Mark Clayton is next up at wide receiver for the Dolphins. Clayton doesn't get the respect he deserves from Hall of Fame voters. He's at least a borderline Hall of Famer and led the league in touchdowns twice and combined rushing and receiving touchdowns once. Clayton was voted to five Pro-Bowls and had at least 1,000 yards in five different seasons. He also had at least 10 touchdowns in four seasons. Clayton was one half of the famous "Marks Brothers" and is much better than he seems to be remembered for.


WR: Mark Duper (1982-1992)

511 Rec | 8,869 Yds | 59 TD | 3x Pro-Bowl (83, 84, 86)


The third receiver is the other half of the "Marks Brothers", Mark Duper. Duper was great during his years in Miami as well. He's the franchise leader in receiving yards and had at least 1,000 yards in four seasons. Duper was voted to the Pro-Bowl in 1983, 1984 and 1986. Nat Moore was also great with Miami and is a close second for this spot.


Honorable Mentions

  1. Karl Noonan (1966-1971) | 136 Rec | 1,798 Yds | 17 TD | Led League in TD 1968 (11)

  2. Howard Twilley (1966-1976) | 212 Rec | 3,064 Yds | 23 TD

  3. Nat Moore (1974-1986) | 510 Rec | 7,546 Yds | 74 TD | Led League in TD 1977 (12) | 1x Pro-Bowl (77) | 1x All-Pro (77)

  4. Duriel Harris (1976-1983, 1985) | 269 Rec | 4,534 Yds | 18 TD

  5. Irving Fryar (1993-1995) | 199 Rec | 3,190 Yds | 20 TD | 2x Pro-Bowl (93, 94)

  6. O.J. McDuffie (1993-2000) | 415 Rec | 5,074 Yds | 29 TD | Led League in Rec 1998 (90)

  7. Chris Chambers (2001-2007) | 405 Rec | 5,688 Yds | 43 TD | Led League in Yds/Rec 2001 (18.4) | 1x Pro-Bowl (05)

  8. Brandon Marshall (2010-2011) | 167 Rec | 2,228 Yds | 9 TD | 1x Pro-Bowl (11)

  9. Jarvis Landry (2014-2017) | 570 Rec | 4,038 Yds | 22 TD | Led League in Rec 2017 (112) | 3x Pro-Bowl (15, 16, 17)

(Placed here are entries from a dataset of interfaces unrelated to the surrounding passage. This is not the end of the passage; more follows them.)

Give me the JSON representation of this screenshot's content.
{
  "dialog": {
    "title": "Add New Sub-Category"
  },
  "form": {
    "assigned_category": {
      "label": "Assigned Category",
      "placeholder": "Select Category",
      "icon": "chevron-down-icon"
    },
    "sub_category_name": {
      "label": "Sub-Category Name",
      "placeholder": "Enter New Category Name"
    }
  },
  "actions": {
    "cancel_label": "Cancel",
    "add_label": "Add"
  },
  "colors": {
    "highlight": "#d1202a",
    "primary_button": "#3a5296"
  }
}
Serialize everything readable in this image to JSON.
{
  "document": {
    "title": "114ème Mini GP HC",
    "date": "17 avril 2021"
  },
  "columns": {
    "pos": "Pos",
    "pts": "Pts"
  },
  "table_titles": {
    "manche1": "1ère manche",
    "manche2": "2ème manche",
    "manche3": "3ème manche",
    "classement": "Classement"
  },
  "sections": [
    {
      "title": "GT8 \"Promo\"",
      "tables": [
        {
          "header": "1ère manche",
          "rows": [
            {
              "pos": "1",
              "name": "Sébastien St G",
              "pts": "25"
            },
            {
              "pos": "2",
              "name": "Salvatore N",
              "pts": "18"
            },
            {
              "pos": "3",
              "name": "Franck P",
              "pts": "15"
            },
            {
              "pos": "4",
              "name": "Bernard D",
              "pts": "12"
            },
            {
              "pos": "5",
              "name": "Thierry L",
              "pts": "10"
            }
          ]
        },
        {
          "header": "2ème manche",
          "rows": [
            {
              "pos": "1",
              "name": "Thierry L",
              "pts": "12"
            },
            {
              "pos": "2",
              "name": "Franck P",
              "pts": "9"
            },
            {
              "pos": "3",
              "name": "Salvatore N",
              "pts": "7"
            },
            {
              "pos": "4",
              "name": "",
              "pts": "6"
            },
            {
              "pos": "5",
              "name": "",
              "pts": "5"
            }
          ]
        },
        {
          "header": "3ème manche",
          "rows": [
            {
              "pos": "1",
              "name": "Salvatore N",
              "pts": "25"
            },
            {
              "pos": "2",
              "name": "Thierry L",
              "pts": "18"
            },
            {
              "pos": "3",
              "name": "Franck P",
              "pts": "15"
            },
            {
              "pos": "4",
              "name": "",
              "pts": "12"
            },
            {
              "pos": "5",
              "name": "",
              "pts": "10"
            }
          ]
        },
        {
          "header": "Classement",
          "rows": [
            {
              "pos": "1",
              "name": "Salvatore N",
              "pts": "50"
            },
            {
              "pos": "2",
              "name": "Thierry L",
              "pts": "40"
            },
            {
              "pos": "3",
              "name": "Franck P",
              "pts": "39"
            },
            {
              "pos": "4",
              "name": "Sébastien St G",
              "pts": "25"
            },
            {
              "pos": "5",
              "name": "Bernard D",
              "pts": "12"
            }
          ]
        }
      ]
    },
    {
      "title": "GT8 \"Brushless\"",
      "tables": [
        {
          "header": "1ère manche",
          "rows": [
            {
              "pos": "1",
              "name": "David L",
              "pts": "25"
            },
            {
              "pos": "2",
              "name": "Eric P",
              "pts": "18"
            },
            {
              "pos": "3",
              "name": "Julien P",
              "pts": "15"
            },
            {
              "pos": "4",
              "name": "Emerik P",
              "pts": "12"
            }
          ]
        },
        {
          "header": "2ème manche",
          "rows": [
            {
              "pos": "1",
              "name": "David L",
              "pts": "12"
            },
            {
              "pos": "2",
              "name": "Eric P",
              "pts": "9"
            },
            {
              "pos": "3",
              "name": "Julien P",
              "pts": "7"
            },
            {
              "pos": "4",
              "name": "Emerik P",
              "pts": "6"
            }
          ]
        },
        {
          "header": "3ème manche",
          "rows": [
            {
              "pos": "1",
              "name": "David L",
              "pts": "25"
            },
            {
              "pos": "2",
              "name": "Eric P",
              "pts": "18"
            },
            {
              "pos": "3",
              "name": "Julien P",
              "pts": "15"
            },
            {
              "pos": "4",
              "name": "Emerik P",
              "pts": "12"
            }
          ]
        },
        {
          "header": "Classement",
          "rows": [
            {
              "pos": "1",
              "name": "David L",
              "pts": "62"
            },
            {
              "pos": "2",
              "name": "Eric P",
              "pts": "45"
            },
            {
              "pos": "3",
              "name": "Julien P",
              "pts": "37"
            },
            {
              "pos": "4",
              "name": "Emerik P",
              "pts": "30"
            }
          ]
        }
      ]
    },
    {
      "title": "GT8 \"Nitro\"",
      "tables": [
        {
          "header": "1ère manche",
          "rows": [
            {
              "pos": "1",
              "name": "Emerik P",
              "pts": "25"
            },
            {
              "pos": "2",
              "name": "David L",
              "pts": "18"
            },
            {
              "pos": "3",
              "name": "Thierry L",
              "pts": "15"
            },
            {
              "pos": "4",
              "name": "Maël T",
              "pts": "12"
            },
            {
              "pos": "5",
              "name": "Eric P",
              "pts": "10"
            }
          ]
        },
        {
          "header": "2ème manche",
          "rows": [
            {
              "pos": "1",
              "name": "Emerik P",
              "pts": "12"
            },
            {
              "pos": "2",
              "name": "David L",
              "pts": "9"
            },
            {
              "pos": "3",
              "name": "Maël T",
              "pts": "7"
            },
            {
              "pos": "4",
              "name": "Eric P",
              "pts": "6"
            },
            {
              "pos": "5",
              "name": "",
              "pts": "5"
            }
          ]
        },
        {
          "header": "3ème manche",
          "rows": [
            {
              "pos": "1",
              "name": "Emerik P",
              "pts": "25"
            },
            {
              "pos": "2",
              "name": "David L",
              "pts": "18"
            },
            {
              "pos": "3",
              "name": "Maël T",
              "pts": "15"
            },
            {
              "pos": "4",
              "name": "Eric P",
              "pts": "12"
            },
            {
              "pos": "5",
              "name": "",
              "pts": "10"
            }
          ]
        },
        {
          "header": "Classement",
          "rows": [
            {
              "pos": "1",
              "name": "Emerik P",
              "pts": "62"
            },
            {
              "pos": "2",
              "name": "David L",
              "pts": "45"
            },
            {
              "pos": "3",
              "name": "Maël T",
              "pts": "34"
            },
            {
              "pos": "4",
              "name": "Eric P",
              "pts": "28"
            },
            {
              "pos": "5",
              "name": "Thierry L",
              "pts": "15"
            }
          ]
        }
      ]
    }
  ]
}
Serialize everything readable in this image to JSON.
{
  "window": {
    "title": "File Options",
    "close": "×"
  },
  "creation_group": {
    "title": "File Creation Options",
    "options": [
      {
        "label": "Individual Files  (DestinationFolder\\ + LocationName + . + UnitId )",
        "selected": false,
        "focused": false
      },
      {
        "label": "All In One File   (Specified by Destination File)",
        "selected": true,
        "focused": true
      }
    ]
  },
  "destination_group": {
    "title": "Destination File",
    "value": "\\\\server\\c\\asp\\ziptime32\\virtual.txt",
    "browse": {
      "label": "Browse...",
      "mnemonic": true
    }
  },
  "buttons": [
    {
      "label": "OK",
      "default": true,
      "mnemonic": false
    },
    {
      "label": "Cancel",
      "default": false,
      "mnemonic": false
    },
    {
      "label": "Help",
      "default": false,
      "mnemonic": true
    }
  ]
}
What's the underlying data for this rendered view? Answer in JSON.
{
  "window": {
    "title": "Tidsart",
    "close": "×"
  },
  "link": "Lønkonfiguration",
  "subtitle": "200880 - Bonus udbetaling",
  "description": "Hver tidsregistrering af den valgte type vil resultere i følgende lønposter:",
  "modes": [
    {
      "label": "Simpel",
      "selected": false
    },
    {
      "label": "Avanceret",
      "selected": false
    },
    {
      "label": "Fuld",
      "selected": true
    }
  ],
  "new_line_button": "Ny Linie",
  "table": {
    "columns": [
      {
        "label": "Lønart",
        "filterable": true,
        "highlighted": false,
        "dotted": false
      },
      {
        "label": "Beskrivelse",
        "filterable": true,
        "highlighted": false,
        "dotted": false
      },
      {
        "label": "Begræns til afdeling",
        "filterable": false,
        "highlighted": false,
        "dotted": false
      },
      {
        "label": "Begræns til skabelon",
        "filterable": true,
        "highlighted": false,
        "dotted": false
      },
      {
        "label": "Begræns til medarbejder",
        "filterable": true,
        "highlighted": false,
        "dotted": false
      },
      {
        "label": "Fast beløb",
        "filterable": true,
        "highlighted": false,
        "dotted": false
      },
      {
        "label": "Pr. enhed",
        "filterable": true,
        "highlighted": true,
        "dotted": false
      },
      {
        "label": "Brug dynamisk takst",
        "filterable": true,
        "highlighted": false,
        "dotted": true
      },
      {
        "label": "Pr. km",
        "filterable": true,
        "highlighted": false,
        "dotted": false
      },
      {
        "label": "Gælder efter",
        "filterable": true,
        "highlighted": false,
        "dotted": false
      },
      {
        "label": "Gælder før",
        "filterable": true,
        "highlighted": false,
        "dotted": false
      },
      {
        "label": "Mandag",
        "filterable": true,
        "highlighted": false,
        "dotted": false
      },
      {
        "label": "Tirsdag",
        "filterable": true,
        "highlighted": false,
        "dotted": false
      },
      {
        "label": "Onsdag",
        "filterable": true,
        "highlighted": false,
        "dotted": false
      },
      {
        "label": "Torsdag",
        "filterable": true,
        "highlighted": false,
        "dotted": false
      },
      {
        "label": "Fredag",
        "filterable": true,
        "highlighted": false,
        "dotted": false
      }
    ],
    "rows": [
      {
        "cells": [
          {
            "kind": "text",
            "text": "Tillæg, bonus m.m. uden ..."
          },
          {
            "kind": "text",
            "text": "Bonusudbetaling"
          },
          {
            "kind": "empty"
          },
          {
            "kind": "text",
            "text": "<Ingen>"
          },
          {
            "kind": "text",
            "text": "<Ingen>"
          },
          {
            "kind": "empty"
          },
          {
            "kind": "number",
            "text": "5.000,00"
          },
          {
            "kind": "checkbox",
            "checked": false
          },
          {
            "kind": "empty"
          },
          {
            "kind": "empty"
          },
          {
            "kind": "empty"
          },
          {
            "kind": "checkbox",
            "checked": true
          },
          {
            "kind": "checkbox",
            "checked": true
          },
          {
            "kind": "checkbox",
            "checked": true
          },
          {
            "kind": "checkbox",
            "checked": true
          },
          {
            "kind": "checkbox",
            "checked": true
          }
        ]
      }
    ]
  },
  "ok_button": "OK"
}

TE: Keith Jackson (1992-1994)

146 Rec | 1,880 Yds | 18 TD | 1x Pro-Bowl (92)


Tight end is surp